Because truth be told, so often we’re selfish, attending to our own needs and forgetting the needs of others.
Or maybe we’re distracted. Far too busy. Simply forgetful.
We need, though, not just to say we’re going to pray, but to truly bow down at the throne of God and lift up our friends, family, and church members, interceding on their behalf.
Oswald Chambers wrote:
“Your part in intercessory prayer is not to agonize over how to intercede, but to use everyday circumstances and people God puts around you by His providence to bring them before His throne and to allow the Spirit in you the opportunity to intercede for them. In this way, God is going to touch the whole world with His saints.“
God does not appoint one person in a group to pray for everyone else or call one person to intercessory prayer and give everyone else a “Get Out of Prayer” card.
He invites all of us to His throne room on behalf of the people we meet in “everyday circumstances and people God puts around you by His providence.”
Perhaps God sent you through that particular line at the grocery store so you could meet and pray for your cashier.
Maybe the hairdresser who checks your name off the list and calls you back to the shampoo bowl was God-appointed so that you could pray for her.
That interruption in your day that sent you to the store unexpectedly may have been so that you could meet up with a friend from small group who needs prayer.
So then, how do you combat forgetfulness and busyness and self-centeredness and make praying for others a consistent reality rather than a broken promise?
- Mark it on your calendar: Mingled among doctor’s appointments, ballet lessons, and cookouts, prayer requests dot my calendar. Surgery dates, job interviews, baby due dates, and court appearances are marked on the squares so that I will remember to pray on the very days necessary.
- Pray right away: If someone calls me with a prayer request, I may very well pray right there on the phone. If not, I pray as soon as I hang up. I may be cutting onions, stirring pasta, washing dishes or folding clothes while I’m doing it, but I’m praying while it is fresh on my heart and mind. If I receive an email with a prayer request, I pray over it as I read and as soon as I’m finished.

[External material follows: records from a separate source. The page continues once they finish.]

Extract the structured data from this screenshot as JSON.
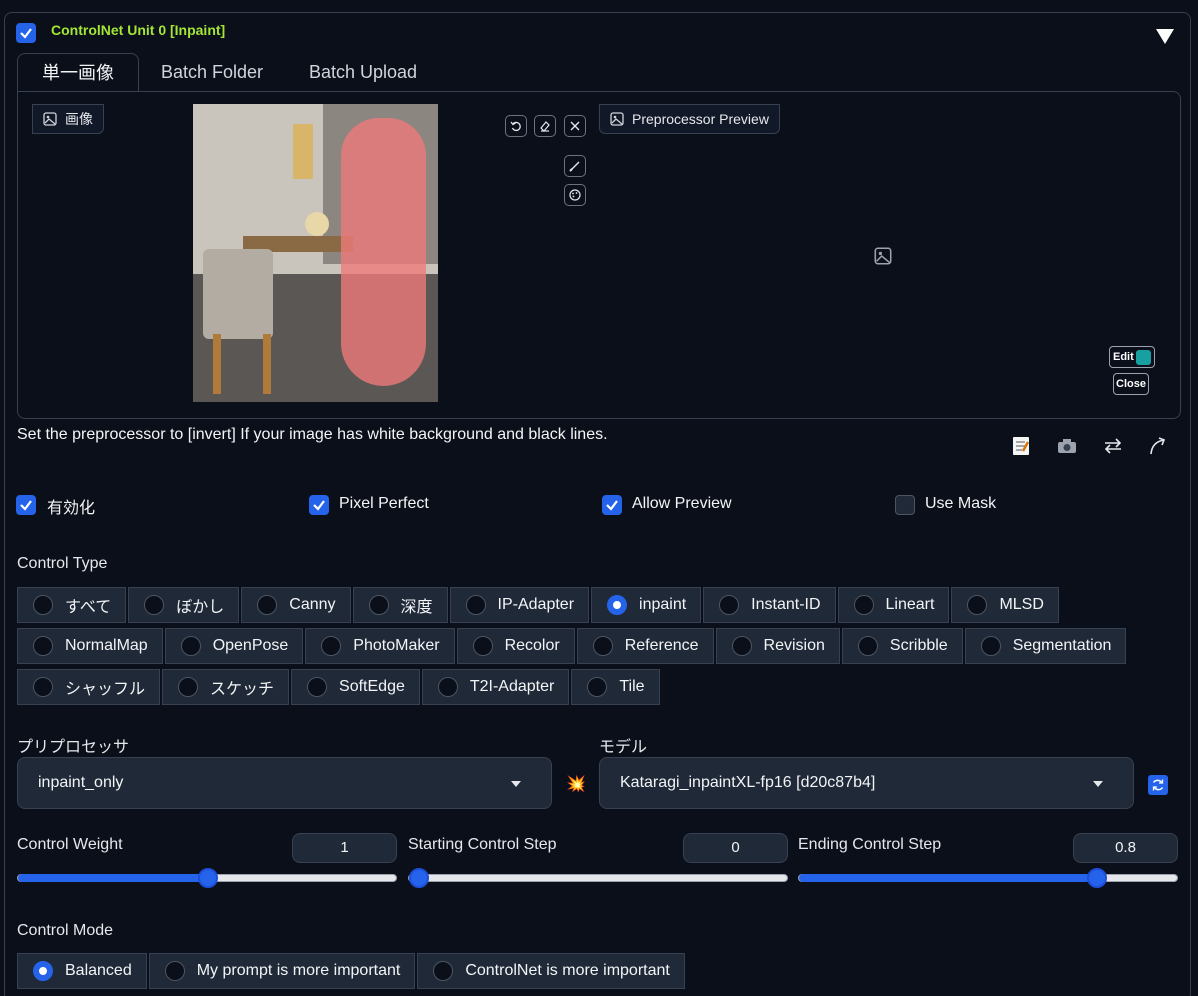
{
  "unit": {
    "title": "ControlNet Unit 0  [Inpaint]",
    "enabled_checked": true
  },
  "tabs": [
    "単一画像",
    "Batch Folder",
    "Batch Upload"
  ],
  "image_panel": {
    "image_label": "画像",
    "preview_label": "Preprocessor Preview",
    "edit_label": "Edit",
    "close_label": "Close"
  },
  "hint": "Set the preprocessor to [invert] If your image has white background and black lines.",
  "options": {
    "enable": {
      "label": "有効化",
      "checked": true
    },
    "pixel_perfect": {
      "label": "Pixel Perfect",
      "checked": true
    },
    "allow_preview": {
      "label": "Allow Preview",
      "checked": true
    },
    "use_mask": {
      "label": "Use Mask",
      "checked": false
    }
  },
  "control_type": {
    "label": "Control Type",
    "selected": "inpaint",
    "rows": [
      [
        "すべて",
        "ぼかし",
        "Canny",
        "深度",
        "IP-Adapter",
        "inpaint",
        "Instant-ID",
        "Lineart",
        "MLSD"
      ],
      [
        "NormalMap",
        "OpenPose",
        "PhotoMaker",
        "Recolor",
        "Reference",
        "Revision",
        "Scribble",
        "Segmentation"
      ],
      [
        "シャッフル",
        "スケッチ",
        "SoftEdge",
        "T2I-Adapter",
        "Tile"
      ]
    ]
  },
  "preprocessor": {
    "label": "プリプロセッサ",
    "value": "inpaint_only"
  },
  "model": {
    "label": "モデル",
    "value": "Kataragi_inpaintXL-fp16 [d20c87b4]"
  },
  "sliders": [
    {
      "label": "Control Weight",
      "value": "1",
      "fraction": 0.5
    },
    {
      "label": "Starting Control Step",
      "value": "0",
      "fraction": 0.0
    },
    {
      "label": "Ending Control Step",
      "value": "0.8",
      "fraction": 0.8
    }
  ],
  "control_mode": {
    "label": "Control Mode",
    "selected": "Balanced",
    "options": [
      "Balanced",
      "My prompt is more important",
      "ControlNet is more important"
    ]
  },
  "colors": {
    "accent": "#2563eb",
    "title_green": "#a3e635",
    "background": "#0b0f19"
  }
}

- Pray as you read Scripture: As I read, I ask God to reveal Scriptures that I can pray for those on my prayer list and He does. Right there in that moment, Bible in my hand, I pray for the person who has popped into my mind in association with that verse. ” God, place a new song in her heart” (Psalm 40). “God, fill her with the knowledge of Your will through all spiritual wisdom and understanding” (Colossians 1:9). Every time I open my Bible, I begin a conversation with God that often includes requests for others.
- Stop, Drop and Pray: We’ve all had those moments when we’re running through our day and a friend appears in our thoughts for a moment. “I need to call her,” we might think. Or, “I need to remember to pray for her later.” I’ve learned to obey the prompting of the Holy Spirit and pray right then and there. I don’t need to wait until my quiet time to lift up a friend to God. I stop where I am, drop what I’m doing even if only for a few seconds, and pray—-before I forget and before urgent things distract me.

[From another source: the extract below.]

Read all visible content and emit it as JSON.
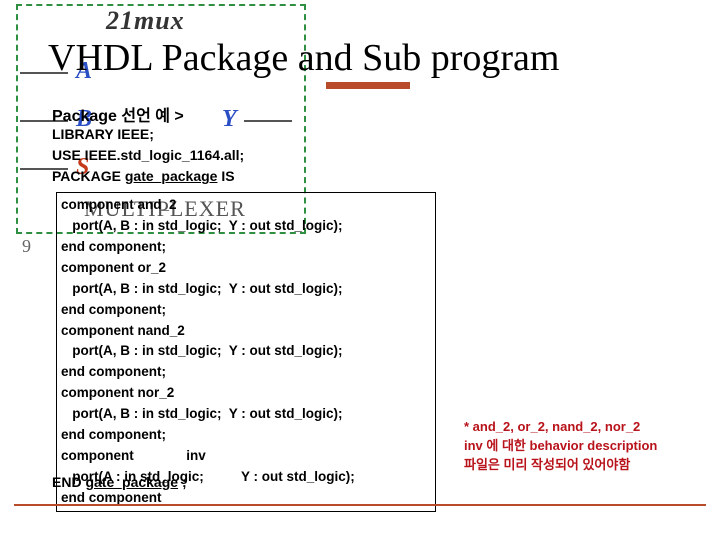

- Post It: I’ve tried keeping a notebook of prayer requests before and it hasn’t worked for me. What I have done, though, is find ways to post the prayer requests so I see them all day and pray for them often. I have a prayer list for my kids on my refrigerator door. I’ve posted index cards around my desk with prayer requests for others. I have a prayer card in my Bible and another in my car.
Too often we try to confine prayer to specific times, meetings, sacred places and holy moments. But prayer can happen right here and now.
As soon as the Holy Spirit nudges our heart, we can offer those prayers up to Him on behalf of others.
Originally posted 5/25/2011